Go through the data below and gather each line containing "time".

--- Extracted material Enclosed Below ---

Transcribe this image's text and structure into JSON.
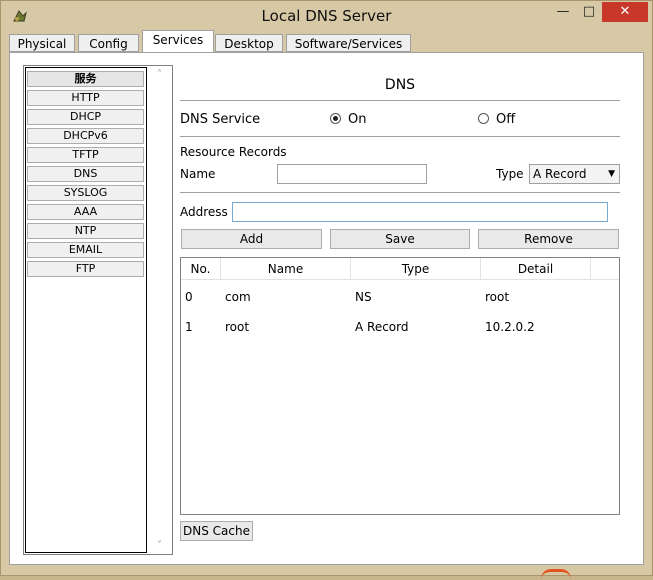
{
  "window": {
    "title": "Local DNS Server",
    "minimize": "—",
    "maximize": "□",
    "close": "✕",
    "close_color": "#c7382b"
  },
  "tabs": [
    {
      "label": "Physical"
    },
    {
      "label": "Config"
    },
    {
      "label": "Services",
      "active": true
    },
    {
      "label": "Desktop"
    },
    {
      "label": "Software/Services"
    }
  ],
  "sidebar": {
    "items": [
      {
        "label": "服务"
      },
      {
        "label": "HTTP"
      },
      {
        "label": "DHCP"
      },
      {
        "label": "DHCPv6"
      },
      {
        "label": "TFTP"
      },
      {
        "label": "DNS"
      },
      {
        "label": "SYSLOG"
      },
      {
        "label": "AAA"
      },
      {
        "label": "NTP"
      },
      {
        "label": "EMAIL"
      },
      {
        "label": "FTP"
      }
    ],
    "scroll_up": "˄",
    "scroll_down": "˅"
  },
  "dns": {
    "title": "DNS",
    "service_label": "DNS Service",
    "on_label": "On",
    "off_label": "Off",
    "service_on": true,
    "resource_records_label": "Resource Records",
    "name_label": "Name",
    "name_value": "",
    "type_label": "Type",
    "type_value": "A Record",
    "address_label": "Address",
    "address_value": "",
    "add_button": "Add",
    "save_button": "Save",
    "remove_button": "Remove",
    "cache_button": "DNS Cache"
  },
  "table": {
    "columns": [
      "No.",
      "Name",
      "Type",
      "Detail"
    ],
    "rows": [
      {
        "no": "0",
        "name": "com",
        "type": "NS",
        "detail": "root"
      },
      {
        "no": "1",
        "name": "root",
        "type": "A Record",
        "detail": "10.2.0.2"
      }
    ]
  }
}
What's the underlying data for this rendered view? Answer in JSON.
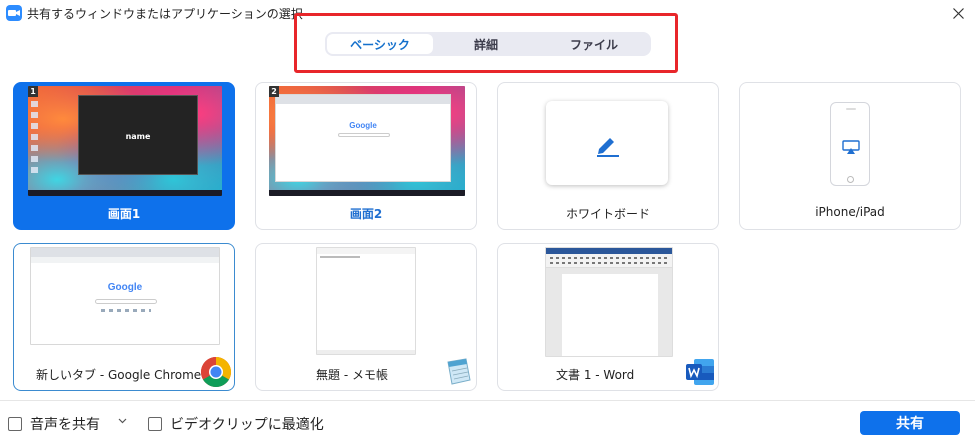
{
  "window": {
    "title": "共有するウィンドウまたはアプリケーションの選択",
    "close_icon": "close-icon"
  },
  "tabs": [
    {
      "label": "ベーシック",
      "selected": true
    },
    {
      "label": "詳細",
      "selected": false
    },
    {
      "label": "ファイル",
      "selected": false
    }
  ],
  "tiles": {
    "screen1": {
      "label": "画面1",
      "badge": "1",
      "inner_text": "name",
      "selected": true
    },
    "screen2": {
      "label": "画面2",
      "badge": "2",
      "google_text": "Google"
    },
    "whiteboard": {
      "label": "ホワイトボード",
      "icon": "pen-icon"
    },
    "iphone": {
      "label": "iPhone/iPad",
      "icon": "airplay-icon"
    },
    "chrome": {
      "label": "新しいタブ - Google Chrome",
      "google_text": "Google",
      "app_icon": "chrome-icon"
    },
    "notepad": {
      "label": "無題 - メモ帳",
      "app_icon": "notepad-icon"
    },
    "word": {
      "label": "文書 1 - Word",
      "app_icon": "word-icon"
    }
  },
  "bottom": {
    "audio_label": "音声を共有",
    "video_label": "ビデオクリップに最適化",
    "share_button": "共有"
  },
  "colors": {
    "accent": "#0e71eb",
    "highlight_box": "#e8262a"
  }
}
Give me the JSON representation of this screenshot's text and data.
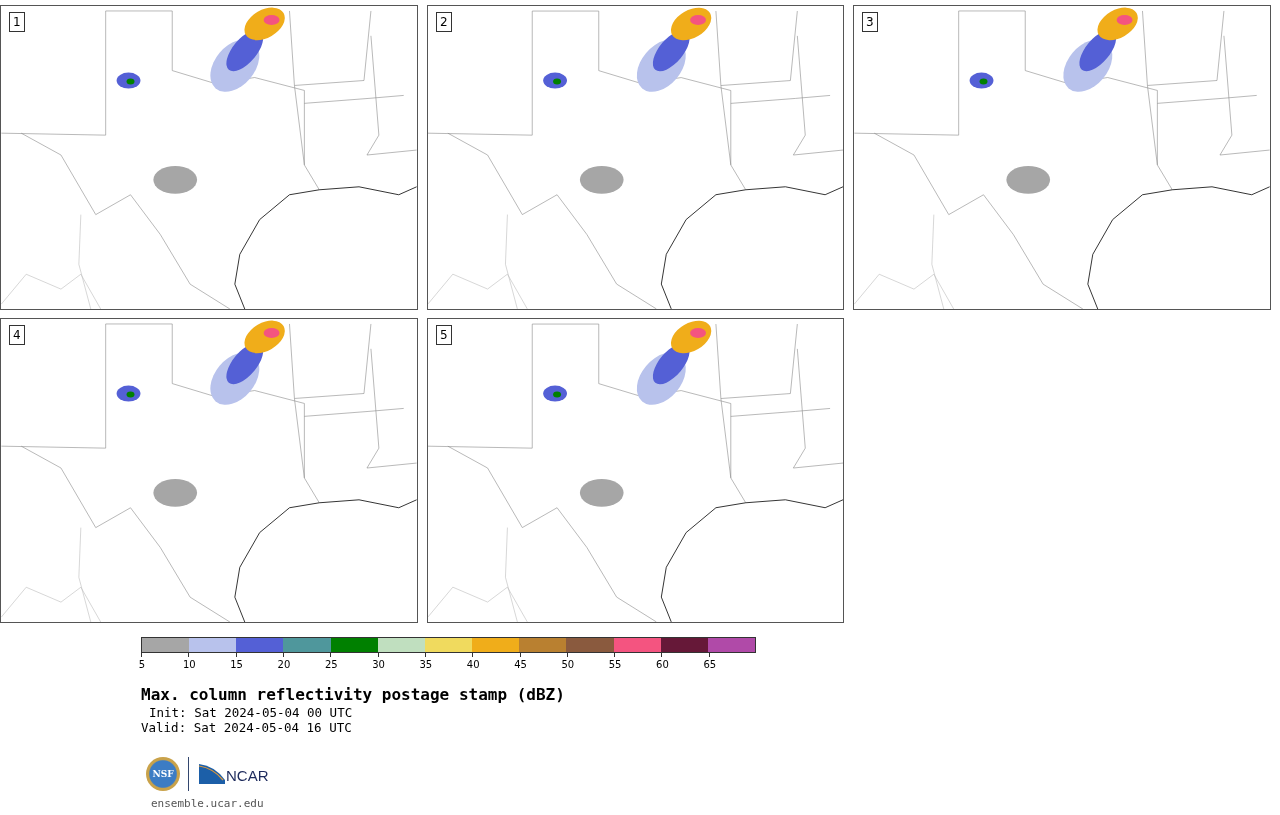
{
  "panels": [
    {
      "label": "1"
    },
    {
      "label": "2"
    },
    {
      "label": "3"
    },
    {
      "label": "4"
    },
    {
      "label": "5"
    }
  ],
  "colorbar": {
    "bins": [
      {
        "color": "#a6a6a6"
      },
      {
        "color": "#b8c2ec"
      },
      {
        "color": "#5460d6"
      },
      {
        "color": "#4f979c"
      },
      {
        "color": "#008000"
      },
      {
        "color": "#c0dfbf"
      },
      {
        "color": "#f0da5e"
      },
      {
        "color": "#f0ad1a"
      },
      {
        "color": "#b98030"
      },
      {
        "color": "#8a5a3e"
      },
      {
        "color": "#f45480"
      },
      {
        "color": "#661838"
      },
      {
        "color": "#b04aa8"
      }
    ],
    "ticks": [
      "5",
      "10",
      "15",
      "20",
      "25",
      "30",
      "35",
      "40",
      "45",
      "50",
      "55",
      "60",
      "65"
    ]
  },
  "title": "Max. column reflectivity postage stamp (dBZ)",
  "init": "Init: Sat 2024-05-04 00 UTC",
  "valid": "Valid: Sat 2024-05-04 16 UTC",
  "logos": {
    "nsf": "NSF",
    "ncar": "NCAR"
  },
  "url": "ensemble.ucar.edu"
}
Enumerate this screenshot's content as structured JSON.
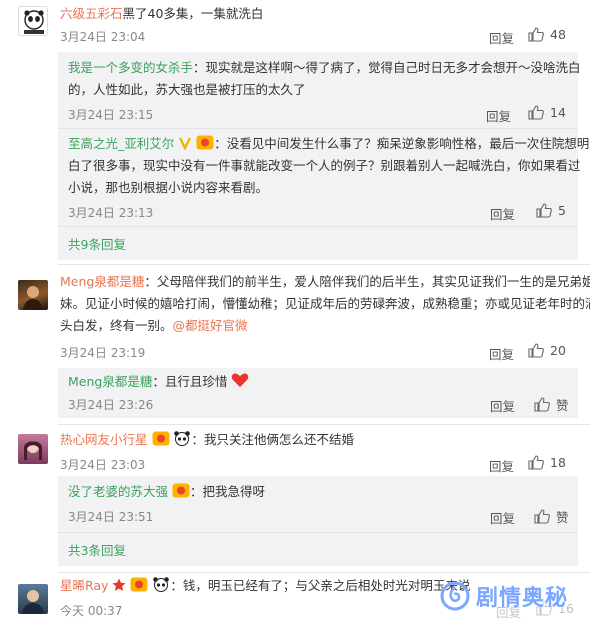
{
  "c1": {
    "username": "六级五彩石",
    "text": "黑了40多集，一集就洗白",
    "time": "3月24日 23:04",
    "reply": "回复",
    "likes": "48"
  },
  "c1_replies": [
    {
      "username": "我是一个多变的女杀手",
      "line1": "：现实就是这样啊～得了病了，觉得自己时日无多才会想开～没啥洗白",
      "line2": "的，人性如此，苏大强也是被打压的太久了",
      "time": "3月24日 23:15",
      "reply": "回复",
      "likes": "14"
    },
    {
      "username": "至高之光_亚利艾尔",
      "line1": "：没看见中间发生什么事了？痴呆逆象影响性格，最后一次住院想明",
      "line2": "白了很多事，现实中没有一件事就能改变一个人的例子？别跟着别人一起喊洗白，你如果看过",
      "line3": "小说，那也别根据小说内容来看剧。",
      "time": "3月24日 23:13",
      "reply": "回复",
      "likes": "5"
    }
  ],
  "c1_more": "共9条回复",
  "c2": {
    "username": "Meng泉都是糖",
    "line1": "：父母陪伴我们的前半生，爱人陪伴我们的后半生，其实见证我们一生的是兄弟姐",
    "line2": "妹。见证小时候的嬉哈打闹，懵懂幼稚；见证成年后的劳碌奔波，成熟稳重；亦或见证老年时的满",
    "line3": "头白发，终有一别。",
    "mention": "@都挺好官微",
    "time": "3月24日 23:19",
    "reply": "回复",
    "likes": "20"
  },
  "c2_reply": {
    "username": "Meng泉都是糖",
    "text": "：且行且珍惜",
    "time": "3月24日 23:26",
    "reply": "回复",
    "likes": "赞"
  },
  "c3": {
    "username": "热心网友小行星",
    "text": "：我只关注他俩怎么还不结婚",
    "time": "3月24日 23:03",
    "reply": "回复",
    "likes": "18"
  },
  "c3_reply": {
    "username": "没了老婆的苏大强",
    "text": "：把我急得呀",
    "time": "3月24日 23:51",
    "reply": "回复",
    "likes": "赞"
  },
  "c3_more": "共3条回复",
  "c4": {
    "username": "星晞Ray",
    "text": "：钱，明玉已经有了；与父亲之后相处时光对明玉来说",
    "time": "今天 00:37",
    "reply": "回复",
    "likes": "16"
  },
  "watermark": "剧情奥秘",
  "colors": {
    "username": "#eb7350",
    "link": "#3aa35a",
    "meta": "#888888",
    "subbox": "#f2f2f5"
  }
}
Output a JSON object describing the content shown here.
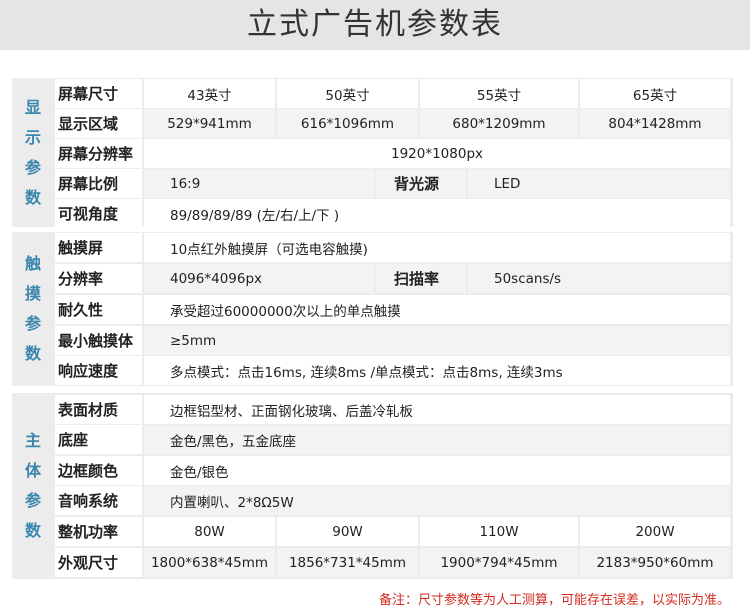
{
  "page": {
    "title": "立式广告机参数表"
  },
  "sections": {
    "display": {
      "label": [
        "显",
        "示",
        "参",
        "数"
      ]
    },
    "touch": {
      "label": [
        "触",
        "摸",
        "参",
        "数"
      ]
    },
    "body": {
      "label": [
        "主",
        "体",
        "参",
        "数"
      ]
    }
  },
  "display": {
    "size": {
      "label": "屏幕尺寸",
      "values": [
        "43英寸",
        "50英寸",
        "55英寸",
        "65英寸"
      ]
    },
    "area": {
      "label": "显示区域",
      "values": [
        "529*941mm",
        "616*1096mm",
        "680*1209mm",
        "804*1428mm"
      ]
    },
    "resolution": {
      "label": "屏幕分辨率",
      "value": "1920*1080px"
    },
    "ratio": {
      "label": "屏幕比例",
      "value": "16:9",
      "backlight_label": "背光源",
      "backlight_value": "LED"
    },
    "angle": {
      "label": "可视角度",
      "value": "89/89/89/89 (左/右/上/下 )"
    }
  },
  "touch": {
    "screen": {
      "label": "触摸屏",
      "value": "10点红外触摸屏（可选电容触摸)"
    },
    "resolution": {
      "label": "分辨率",
      "value": "4096*4096px",
      "scan_label": "扫描率",
      "scan_value": "50scans/s"
    },
    "durability": {
      "label": "耐久性",
      "value": "承受超过60000000次以上的单点触摸"
    },
    "min_body": {
      "label": "最小触摸体",
      "value": "≥5mm"
    },
    "response": {
      "label": "响应速度",
      "value": "多点模式：点击16ms, 连续8ms /单点模式：点击8ms, 连续3ms"
    }
  },
  "body": {
    "material": {
      "label": "表面材质",
      "value": "边框铝型材、正面钢化玻璃、后盖冷轧板"
    },
    "base": {
      "label": "底座",
      "value": "金色/黑色，五金底座"
    },
    "frame_color": {
      "label": "边框颜色",
      "value": "金色/银色"
    },
    "audio": {
      "label": "音响系统",
      "value": "内置喇叭、2*8Ω5W"
    },
    "power": {
      "label": "整机功率",
      "values": [
        "80W",
        "90W",
        "110W",
        "200W"
      ]
    },
    "dimensions": {
      "label": "外观尺寸",
      "values": [
        "1800*638*45mm",
        "1856*731*45mm",
        "1900*794*45mm",
        "2183*950*60mm"
      ]
    }
  },
  "footer": {
    "note": "备注：尺寸参数等为人工测算，可能存在误差，以实际为准。"
  },
  "colors": {
    "section_label": "#3a86ad",
    "note": "#d32a1f",
    "header_bg": "#e5e5e5"
  }
}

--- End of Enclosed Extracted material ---

* Solved exercise *
    "time": "3月24日 23:04",
      "time": "3月24日 23:15",
      "time": "3月24日 23:13",
    "time": "3月24日 23:19",
    "time": "3月24日 23:26",
    "time": "3月24日 23:03",
    "time": "3月24日 23:51",
    "time": "今天 00:37",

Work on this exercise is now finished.